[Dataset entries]
********************
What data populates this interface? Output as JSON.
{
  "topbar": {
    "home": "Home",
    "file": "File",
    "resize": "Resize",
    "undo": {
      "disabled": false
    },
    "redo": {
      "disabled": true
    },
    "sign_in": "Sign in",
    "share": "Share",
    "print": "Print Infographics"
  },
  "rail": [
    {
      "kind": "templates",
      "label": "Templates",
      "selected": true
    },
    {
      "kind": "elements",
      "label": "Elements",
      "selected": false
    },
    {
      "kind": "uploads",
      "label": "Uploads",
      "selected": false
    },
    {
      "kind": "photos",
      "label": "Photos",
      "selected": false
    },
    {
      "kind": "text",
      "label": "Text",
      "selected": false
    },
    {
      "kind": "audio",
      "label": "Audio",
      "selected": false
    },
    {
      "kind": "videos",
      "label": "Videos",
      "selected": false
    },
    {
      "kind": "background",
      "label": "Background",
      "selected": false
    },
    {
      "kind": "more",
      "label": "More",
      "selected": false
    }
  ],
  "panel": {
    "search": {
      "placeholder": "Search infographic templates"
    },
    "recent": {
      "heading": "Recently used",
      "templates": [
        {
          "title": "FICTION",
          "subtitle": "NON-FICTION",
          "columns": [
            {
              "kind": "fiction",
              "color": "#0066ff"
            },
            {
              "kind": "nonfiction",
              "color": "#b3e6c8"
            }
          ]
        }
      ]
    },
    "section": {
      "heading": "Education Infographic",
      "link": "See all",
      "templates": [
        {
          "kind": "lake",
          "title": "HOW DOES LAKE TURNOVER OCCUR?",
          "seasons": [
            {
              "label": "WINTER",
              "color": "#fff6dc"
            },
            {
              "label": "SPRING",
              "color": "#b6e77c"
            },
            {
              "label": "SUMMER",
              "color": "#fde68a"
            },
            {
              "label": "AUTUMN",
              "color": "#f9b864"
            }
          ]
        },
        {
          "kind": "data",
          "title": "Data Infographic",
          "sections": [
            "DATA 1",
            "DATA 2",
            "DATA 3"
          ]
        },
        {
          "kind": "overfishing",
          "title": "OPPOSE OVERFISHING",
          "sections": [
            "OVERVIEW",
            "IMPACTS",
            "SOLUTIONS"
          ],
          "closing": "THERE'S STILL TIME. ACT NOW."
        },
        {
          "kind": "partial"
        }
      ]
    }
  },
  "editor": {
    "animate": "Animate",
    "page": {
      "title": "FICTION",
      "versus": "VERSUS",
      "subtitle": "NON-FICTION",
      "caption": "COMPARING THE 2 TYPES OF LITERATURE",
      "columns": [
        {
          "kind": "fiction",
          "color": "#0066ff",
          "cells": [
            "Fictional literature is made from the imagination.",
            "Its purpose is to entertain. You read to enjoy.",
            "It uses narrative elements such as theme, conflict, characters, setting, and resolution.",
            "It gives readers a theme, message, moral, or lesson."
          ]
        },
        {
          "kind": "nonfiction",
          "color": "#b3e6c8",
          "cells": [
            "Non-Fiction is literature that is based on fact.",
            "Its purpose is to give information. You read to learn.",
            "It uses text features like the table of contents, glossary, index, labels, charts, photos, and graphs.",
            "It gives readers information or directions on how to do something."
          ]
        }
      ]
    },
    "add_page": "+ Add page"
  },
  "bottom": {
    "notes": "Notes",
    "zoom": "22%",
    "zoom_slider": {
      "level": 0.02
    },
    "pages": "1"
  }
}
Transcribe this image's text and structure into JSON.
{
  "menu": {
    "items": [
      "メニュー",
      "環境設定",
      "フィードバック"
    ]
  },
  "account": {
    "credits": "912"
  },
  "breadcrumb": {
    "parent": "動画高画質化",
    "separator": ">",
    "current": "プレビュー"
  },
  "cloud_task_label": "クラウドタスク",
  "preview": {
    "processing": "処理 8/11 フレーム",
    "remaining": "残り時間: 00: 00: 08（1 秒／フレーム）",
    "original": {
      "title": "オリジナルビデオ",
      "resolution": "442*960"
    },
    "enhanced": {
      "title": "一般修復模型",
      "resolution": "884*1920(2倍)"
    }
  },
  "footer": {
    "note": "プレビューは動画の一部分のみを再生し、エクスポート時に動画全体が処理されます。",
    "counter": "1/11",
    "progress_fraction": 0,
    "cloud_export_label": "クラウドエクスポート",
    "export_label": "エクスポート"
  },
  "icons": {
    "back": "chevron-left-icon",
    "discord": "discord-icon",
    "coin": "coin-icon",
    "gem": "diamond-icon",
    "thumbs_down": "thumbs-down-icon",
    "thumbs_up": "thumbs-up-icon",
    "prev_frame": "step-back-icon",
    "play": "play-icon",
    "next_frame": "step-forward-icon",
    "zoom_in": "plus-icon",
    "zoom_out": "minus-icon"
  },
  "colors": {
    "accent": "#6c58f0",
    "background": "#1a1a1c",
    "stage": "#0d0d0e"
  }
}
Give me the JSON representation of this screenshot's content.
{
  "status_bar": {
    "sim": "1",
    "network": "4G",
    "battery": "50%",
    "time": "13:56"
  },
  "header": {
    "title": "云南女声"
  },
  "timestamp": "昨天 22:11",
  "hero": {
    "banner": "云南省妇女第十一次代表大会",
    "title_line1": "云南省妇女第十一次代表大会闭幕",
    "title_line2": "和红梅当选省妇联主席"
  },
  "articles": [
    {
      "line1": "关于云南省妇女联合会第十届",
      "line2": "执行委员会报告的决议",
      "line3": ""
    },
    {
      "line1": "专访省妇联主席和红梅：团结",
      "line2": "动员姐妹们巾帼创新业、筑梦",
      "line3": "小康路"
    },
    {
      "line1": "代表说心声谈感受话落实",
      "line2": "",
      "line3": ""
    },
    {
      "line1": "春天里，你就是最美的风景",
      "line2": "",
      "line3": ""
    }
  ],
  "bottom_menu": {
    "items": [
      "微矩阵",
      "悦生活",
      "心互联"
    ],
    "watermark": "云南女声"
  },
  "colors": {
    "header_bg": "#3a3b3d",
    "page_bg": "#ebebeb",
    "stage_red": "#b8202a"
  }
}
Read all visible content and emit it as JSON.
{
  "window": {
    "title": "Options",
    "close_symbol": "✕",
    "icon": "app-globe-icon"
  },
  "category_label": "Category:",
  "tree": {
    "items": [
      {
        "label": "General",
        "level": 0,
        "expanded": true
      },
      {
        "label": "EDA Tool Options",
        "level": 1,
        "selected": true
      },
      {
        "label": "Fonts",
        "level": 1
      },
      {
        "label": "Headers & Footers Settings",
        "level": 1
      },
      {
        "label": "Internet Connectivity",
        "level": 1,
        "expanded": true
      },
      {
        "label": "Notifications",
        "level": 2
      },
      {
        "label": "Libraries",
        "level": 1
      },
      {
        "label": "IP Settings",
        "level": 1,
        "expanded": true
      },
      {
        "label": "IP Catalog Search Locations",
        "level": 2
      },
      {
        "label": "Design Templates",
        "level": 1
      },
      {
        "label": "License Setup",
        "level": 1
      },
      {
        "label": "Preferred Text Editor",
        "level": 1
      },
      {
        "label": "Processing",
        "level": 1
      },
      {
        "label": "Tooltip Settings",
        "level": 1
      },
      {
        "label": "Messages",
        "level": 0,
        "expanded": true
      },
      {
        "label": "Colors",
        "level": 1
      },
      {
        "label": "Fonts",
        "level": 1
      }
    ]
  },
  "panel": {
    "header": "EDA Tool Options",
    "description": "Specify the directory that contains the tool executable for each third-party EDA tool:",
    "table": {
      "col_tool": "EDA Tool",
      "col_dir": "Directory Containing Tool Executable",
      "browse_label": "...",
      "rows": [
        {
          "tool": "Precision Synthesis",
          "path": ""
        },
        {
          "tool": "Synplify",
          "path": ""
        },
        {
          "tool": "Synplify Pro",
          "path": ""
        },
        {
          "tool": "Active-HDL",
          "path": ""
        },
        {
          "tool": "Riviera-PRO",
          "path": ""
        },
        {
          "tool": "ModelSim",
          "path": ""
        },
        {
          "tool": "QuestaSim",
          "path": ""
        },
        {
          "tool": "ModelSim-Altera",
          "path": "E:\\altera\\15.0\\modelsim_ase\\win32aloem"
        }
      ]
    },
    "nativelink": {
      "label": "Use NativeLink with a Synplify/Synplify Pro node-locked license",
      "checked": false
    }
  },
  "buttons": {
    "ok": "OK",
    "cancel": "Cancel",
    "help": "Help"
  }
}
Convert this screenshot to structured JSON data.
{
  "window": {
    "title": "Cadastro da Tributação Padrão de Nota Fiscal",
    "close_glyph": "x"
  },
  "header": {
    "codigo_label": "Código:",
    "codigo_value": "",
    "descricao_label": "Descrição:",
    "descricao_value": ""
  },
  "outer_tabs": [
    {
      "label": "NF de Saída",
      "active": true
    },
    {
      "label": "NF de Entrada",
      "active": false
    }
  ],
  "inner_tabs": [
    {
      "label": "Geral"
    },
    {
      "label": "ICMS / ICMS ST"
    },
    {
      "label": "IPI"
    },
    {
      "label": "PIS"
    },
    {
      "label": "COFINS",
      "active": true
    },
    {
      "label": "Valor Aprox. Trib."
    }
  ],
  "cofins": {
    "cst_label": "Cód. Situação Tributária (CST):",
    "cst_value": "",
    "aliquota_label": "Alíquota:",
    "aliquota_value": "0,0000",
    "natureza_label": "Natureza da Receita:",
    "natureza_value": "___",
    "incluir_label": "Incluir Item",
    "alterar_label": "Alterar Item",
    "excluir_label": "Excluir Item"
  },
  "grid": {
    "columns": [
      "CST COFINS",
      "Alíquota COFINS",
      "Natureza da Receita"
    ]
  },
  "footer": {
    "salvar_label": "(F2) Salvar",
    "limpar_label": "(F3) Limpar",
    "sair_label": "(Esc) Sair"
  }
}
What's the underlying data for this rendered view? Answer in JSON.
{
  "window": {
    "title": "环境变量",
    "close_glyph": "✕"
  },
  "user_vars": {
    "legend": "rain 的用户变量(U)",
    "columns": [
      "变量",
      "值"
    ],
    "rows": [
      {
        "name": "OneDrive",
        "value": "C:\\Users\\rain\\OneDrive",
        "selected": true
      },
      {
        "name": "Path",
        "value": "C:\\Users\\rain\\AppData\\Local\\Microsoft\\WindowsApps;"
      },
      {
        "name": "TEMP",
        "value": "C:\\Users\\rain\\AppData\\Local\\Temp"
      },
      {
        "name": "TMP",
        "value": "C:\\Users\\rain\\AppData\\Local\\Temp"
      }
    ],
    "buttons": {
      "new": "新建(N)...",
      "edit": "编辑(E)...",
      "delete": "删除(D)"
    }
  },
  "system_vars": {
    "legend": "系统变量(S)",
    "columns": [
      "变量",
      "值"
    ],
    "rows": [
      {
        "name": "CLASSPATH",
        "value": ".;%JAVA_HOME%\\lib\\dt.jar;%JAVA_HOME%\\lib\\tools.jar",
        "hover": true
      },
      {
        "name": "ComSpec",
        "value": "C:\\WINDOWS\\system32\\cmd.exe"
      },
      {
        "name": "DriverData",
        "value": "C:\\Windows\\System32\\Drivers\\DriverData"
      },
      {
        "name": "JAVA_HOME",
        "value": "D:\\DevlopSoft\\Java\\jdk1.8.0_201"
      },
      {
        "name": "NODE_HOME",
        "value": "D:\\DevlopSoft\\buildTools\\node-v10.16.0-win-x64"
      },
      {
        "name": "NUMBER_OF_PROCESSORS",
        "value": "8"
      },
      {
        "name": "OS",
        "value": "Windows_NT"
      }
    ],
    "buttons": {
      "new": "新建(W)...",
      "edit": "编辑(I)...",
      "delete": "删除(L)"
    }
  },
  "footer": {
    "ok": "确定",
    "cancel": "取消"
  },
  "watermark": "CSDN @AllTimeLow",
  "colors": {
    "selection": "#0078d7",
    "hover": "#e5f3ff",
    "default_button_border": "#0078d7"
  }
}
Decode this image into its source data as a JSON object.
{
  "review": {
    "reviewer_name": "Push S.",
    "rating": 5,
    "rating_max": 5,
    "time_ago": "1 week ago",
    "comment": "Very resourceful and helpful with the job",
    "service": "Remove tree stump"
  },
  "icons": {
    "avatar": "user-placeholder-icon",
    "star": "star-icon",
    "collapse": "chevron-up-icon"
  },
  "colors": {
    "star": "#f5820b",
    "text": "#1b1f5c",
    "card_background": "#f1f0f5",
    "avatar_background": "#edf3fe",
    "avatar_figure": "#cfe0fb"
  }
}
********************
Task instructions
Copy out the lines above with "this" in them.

Answer space
What data populates this interface? Output as JSON.
Transcribe this image's text and structure into JSON.
Give me the JSON representation of this screenshot's content.
Convert this screenshot to structured JSON data.
What's the underlying data for this rendered view? Answer in JSON.
Decode this image into its source data as a JSON object.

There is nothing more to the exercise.